- WHAT YOU NEED TO DO: Give back every entry below, exactly as written.

+ + +

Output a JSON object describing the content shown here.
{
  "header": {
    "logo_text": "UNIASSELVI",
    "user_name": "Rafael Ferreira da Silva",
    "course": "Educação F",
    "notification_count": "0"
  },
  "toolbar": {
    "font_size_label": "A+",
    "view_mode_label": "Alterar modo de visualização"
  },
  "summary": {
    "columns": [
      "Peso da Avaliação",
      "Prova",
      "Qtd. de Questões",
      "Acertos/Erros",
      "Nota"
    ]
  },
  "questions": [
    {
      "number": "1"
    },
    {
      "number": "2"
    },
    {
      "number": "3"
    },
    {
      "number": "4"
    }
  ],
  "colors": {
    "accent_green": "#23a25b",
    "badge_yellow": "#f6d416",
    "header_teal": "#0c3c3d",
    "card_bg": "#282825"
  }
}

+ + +

- ANSWER FOR THE TASK:
Output a JSON object describing the content shown here.
{
  "header": {
    "logo_text": "UNIASSELVI",
    "user_name": "Rafael Ferreira da Silva",
    "course": "Educação F",
    "notification_count": "0"
  },
  "toolbar": {
    "font_size_label": "A+",
    "view_mode_label": "Alterar modo de visualização"
  },
  "summary": {
    "columns": [
      "Peso da Avaliação",
      "Prova",
      "Qtd. de Questões",
      "Acertos/Erros",
      "Nota"
    ]
  },
  "questions": [
    {
      "number": "1"
    },
    {
      "number": "2"
    },
    {
      "number": "3"
    },
    {
      "number": "4"
    }
  ],
  "colors": {
    "accent_green": "#23a25b",
    "badge_yellow": "#f6d416",
    "header_teal": "#0c3c3d",
    "card_bg": "#282825"
  }
}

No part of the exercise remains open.